Pet Etiquette

PSOW Staff - Friday, April 26, 2019
Sonny 350X234

We want to remind dog owners everywhere that April is officially Active Dog Month—a time to get moving with your four-legged friend so you can both benefit from physical activity in the great outdoors. We have some friendly Pet Etiquette Tips that will give you and your pet a new “leash” on life…

First and foremost, about good Pet Etiquette is to always remember to scoop the poop. This applies mainly to dog owners who should always bring several bags on their outdoor walks to clean up after a little tree time. In fact, it’s not only good pet etiquette, in many places, it’s the law. And while we’re on the subject, indoor cat lovers should keep litter boxes scooped out on a regular basis. Not only does a cat appreciate a fresh litter box, so will your friends and family who may be sniffing around the house.

Second on the list is mainly for dog owners, but it’s all about barking. A dog who incessantly barks can make a next-door neighbor anything but friendly. Practice getting your dog’s attention to redirect him if he barks at strangers or other dogs while outdoors. And if your dog barks nonstop when you’re not at home, consider boarding them or training them to keep their voices down.

Another thing to consider at home is whether your pet is causing an allergic reaction for your family or guests. Even the tidiest pet lover will have some pet dander in the home and that dander is what causes allergic reactions. So be sure to advise guests in advance that they may be sharing space with a furry friend who might make them sneeze.

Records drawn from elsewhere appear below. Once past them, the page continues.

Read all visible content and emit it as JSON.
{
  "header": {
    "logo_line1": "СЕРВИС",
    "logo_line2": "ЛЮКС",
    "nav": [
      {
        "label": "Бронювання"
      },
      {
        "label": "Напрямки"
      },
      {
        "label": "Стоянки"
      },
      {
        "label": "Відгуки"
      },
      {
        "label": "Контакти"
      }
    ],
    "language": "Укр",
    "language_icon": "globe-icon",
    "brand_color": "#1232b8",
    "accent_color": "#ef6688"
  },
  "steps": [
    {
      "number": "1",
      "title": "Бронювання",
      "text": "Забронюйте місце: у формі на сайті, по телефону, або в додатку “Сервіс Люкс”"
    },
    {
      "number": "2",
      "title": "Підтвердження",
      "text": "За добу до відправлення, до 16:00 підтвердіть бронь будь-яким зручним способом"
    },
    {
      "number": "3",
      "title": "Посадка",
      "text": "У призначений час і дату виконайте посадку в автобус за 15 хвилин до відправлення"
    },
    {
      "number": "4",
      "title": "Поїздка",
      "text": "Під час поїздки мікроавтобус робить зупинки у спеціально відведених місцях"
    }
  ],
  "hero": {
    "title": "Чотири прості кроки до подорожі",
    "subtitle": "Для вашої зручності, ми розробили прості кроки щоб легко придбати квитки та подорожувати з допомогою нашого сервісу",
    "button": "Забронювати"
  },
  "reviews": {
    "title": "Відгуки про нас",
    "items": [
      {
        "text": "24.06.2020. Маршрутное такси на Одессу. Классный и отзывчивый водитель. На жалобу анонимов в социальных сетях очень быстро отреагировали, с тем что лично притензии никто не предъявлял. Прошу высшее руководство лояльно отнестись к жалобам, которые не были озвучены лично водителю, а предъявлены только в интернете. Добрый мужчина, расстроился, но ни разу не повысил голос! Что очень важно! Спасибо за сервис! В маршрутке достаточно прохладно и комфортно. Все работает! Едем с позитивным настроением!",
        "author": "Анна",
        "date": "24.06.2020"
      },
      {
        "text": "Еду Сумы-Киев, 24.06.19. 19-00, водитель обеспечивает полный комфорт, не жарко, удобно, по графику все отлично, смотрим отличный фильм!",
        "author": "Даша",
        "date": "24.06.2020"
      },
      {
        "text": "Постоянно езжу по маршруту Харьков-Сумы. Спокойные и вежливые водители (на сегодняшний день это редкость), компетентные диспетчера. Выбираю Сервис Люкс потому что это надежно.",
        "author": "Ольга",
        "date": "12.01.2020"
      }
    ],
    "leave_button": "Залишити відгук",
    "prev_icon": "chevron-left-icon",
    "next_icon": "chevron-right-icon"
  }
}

Finally, never assume that everyone loves your pets as much as you do. This means that when walking your dog, don’t let them jump on strangers. And because many people are uncomfortable around dogs, always keep your dog on a leash, close to you and stay alert to others. If you have guests at home, try and prevent your dog or cat from jumping up or rubbing on visitors who may be allergic or may be fearful of animals. And if your dog or cat does something to upset someone (jumping up on a lap or humping a leg) simply apologize and do your best to prevent the situation from reoccurring—and remember to never take it personally!

Go Back